Why Does It Cost So Much to Educate a Child in America?
We've heard a lot recently about the I Promise School that LeBron James is helping to start in Akron, Ohio, and, in theory, it seems like a good idea: Gather up 240 at-risk students into a school that, in addition to academics, provides "wraparound" services like free breakfast and lunch and an extended school day and school year to keep kids off the streets.
The Akron Beacon Journal reports some staggering dollar amounts being poured into the school that will enroll 240 kids.
- The school, which is public and part of Akron Public Schools, is costing the district nearly $2.9 million from its general fund to cover the cost of most salaries, benefits, supplies and other base elements of the school.
- By 2023, Pendleton estimates the school will cost the district a cumulative total of $8.1 million, but he considers it a “long-term investment” that will lead to smaller class sizes in other schools, better enrollment and improved report card ratings, among other benefits.
- The contributions to the school from the foundation and its partners has amounted to more than $2 million for its physical transformation, additional staffing for smaller class sizes, technology, wraparound supports and other upgrades for the first year, according to the foundation.
- Peg’s Foundation is committing $2.5 million to the school over the next five years, primarily for its wraparound support services, but also for whatever the LeBron James Family Foundation deems necessary in its first few years.
Contrary to some reporting, the LeBron James Family Foundation isn't footing the bill for all of the school's operating expenses. The foundation has donated $2 million thus far for start-up costs and has committed to another $2 million a year as the school builds to capacity. Because IPS will be part of the Akron City School District, a little over 14,000 in tax dollars will be allocated for each pupil enrolled in the school—the same as for students in every other school in the district. Add to that the millions in charity dollars that will be poured into the school every year and the cost of each child's education begins to skyrocket.
The chart below shows how education dollars are spent in each state. Note that less than half of school expenditures go to pay teacher salaries—and that gray "other" category comes out to around 28 percent of the total amount spent.
All of which begs the question: why does it cost so much to educate a child in the United States? Answer: It doesn't. Or at least it shouldn't.
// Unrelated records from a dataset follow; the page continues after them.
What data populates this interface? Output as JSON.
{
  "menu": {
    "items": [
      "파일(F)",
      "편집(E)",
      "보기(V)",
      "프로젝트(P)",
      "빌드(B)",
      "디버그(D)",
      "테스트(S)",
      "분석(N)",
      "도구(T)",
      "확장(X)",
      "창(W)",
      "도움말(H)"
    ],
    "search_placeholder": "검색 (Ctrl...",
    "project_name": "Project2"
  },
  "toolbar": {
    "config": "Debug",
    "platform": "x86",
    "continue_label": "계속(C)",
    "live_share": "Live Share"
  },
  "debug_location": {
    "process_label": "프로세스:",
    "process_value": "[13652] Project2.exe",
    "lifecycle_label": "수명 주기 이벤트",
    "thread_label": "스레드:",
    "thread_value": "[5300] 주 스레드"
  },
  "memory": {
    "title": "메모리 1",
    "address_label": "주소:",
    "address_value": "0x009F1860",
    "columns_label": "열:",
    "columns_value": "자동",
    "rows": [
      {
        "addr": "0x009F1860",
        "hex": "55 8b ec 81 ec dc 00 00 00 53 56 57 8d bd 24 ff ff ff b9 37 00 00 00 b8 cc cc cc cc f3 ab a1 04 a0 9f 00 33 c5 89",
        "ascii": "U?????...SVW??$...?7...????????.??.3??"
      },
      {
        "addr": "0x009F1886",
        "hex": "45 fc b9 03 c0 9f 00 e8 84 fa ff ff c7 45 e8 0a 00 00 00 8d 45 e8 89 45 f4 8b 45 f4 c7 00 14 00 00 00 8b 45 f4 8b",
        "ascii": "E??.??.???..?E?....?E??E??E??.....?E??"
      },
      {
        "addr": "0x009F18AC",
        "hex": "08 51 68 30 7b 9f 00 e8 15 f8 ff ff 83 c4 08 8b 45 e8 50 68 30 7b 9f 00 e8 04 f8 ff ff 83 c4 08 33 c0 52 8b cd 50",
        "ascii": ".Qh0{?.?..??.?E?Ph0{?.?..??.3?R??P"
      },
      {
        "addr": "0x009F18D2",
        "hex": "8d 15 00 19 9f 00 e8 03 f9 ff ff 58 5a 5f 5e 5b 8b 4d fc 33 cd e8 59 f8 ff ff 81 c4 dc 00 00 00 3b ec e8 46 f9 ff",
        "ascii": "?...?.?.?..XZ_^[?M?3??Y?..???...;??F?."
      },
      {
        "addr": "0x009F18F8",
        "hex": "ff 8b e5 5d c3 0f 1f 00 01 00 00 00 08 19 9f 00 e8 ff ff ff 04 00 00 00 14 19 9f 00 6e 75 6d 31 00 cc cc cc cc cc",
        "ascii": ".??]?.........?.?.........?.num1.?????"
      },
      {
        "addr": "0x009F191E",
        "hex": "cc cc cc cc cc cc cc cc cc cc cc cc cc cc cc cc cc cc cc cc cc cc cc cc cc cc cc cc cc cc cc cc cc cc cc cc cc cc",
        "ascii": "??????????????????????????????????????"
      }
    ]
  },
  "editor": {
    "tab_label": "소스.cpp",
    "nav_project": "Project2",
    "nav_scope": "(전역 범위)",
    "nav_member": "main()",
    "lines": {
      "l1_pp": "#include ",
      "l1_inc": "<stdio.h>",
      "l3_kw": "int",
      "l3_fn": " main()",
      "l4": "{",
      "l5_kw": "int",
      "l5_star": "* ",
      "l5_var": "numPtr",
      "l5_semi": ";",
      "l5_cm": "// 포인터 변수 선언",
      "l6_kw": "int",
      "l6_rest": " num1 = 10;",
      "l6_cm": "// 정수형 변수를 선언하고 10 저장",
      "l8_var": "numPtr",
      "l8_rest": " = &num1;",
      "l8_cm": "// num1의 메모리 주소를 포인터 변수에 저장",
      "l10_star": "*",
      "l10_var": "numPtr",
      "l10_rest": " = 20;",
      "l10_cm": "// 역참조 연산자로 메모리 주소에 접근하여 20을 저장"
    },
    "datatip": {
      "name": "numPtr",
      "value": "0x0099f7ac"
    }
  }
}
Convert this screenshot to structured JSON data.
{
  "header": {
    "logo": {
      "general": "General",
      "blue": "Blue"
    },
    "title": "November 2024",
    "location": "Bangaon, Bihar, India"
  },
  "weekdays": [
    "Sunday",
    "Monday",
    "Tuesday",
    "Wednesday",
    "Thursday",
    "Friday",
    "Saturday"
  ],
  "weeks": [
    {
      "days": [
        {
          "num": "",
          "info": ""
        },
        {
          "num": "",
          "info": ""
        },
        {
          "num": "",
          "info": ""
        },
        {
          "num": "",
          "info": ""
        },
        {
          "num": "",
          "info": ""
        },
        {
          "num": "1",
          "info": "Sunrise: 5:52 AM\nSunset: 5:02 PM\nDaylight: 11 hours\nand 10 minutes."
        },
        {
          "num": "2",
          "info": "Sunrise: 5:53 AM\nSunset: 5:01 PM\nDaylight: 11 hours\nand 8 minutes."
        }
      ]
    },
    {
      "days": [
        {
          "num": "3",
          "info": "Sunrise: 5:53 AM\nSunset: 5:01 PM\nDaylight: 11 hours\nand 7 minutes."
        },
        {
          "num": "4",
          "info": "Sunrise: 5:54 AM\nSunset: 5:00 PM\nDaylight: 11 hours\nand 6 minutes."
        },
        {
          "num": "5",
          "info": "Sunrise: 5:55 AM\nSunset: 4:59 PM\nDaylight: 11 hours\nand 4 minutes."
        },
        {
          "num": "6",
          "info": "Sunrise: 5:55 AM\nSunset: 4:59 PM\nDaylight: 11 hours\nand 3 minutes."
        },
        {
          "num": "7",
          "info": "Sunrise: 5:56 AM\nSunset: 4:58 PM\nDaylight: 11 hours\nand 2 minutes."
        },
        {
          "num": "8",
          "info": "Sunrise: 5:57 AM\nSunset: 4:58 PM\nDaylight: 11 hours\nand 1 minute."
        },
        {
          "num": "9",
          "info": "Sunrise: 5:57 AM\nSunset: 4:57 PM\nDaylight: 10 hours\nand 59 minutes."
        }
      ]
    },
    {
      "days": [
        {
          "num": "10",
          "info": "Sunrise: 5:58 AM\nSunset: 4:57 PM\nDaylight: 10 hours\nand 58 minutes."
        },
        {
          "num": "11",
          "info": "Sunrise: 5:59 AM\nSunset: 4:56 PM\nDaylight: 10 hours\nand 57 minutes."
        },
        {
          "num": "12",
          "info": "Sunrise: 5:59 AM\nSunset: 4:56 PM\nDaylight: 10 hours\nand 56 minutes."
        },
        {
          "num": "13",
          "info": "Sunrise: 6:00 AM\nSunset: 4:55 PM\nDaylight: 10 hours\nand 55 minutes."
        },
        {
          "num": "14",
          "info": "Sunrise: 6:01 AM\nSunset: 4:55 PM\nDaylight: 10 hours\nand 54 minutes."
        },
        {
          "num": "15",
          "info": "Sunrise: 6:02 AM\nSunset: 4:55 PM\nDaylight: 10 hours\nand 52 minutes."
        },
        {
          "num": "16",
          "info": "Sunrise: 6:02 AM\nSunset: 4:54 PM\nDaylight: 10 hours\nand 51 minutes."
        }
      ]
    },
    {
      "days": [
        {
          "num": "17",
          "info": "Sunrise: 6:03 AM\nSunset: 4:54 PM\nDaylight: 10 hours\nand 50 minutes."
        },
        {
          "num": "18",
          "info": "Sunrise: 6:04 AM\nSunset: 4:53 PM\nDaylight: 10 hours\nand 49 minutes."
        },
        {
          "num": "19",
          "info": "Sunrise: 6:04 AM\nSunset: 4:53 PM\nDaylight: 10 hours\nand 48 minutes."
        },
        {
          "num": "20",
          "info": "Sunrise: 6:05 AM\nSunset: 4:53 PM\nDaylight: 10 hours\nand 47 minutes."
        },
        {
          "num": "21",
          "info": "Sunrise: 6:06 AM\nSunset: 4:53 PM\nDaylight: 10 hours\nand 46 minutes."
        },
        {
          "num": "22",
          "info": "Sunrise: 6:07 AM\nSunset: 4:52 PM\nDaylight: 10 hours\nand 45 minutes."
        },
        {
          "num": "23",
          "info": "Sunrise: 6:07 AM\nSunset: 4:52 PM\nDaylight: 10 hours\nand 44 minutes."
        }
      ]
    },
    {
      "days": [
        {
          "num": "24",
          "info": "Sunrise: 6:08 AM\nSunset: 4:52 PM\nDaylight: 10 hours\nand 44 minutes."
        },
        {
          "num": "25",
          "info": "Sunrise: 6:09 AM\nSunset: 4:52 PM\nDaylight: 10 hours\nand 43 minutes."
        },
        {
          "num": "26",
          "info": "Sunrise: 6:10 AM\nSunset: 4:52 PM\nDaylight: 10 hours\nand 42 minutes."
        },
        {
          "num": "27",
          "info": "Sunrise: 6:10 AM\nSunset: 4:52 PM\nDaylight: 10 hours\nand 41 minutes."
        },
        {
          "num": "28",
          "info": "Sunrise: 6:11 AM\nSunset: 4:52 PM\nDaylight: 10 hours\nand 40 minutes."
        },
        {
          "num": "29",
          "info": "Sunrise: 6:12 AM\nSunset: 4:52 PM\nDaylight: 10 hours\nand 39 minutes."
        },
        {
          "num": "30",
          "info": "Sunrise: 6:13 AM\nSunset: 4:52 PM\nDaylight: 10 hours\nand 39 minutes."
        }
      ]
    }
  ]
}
My husband and I managed to homeschool children through high school for less than $1000 per year—for two kids, both of whom had learning disabilities. Some years we spent a lot less than that by buying used curriculum or utilizing our public library or free online resources. When our kids were in middle school, a bunch of homeschooling families we knew started a co-op that met once a week. Students completed their assignments at home and met for classes taught by parents who volunteered for teaching duties. Only a couple of the parents were trained teachers, but we somehow managed to provide a fabulous—and challenging—educational experience for our kids. As I recall, each family paid administrative expenses of about $50 per year and another $300 or so for books. Catholic schools educate children for around $5000 a year and many private Christian schools do it for even less than that.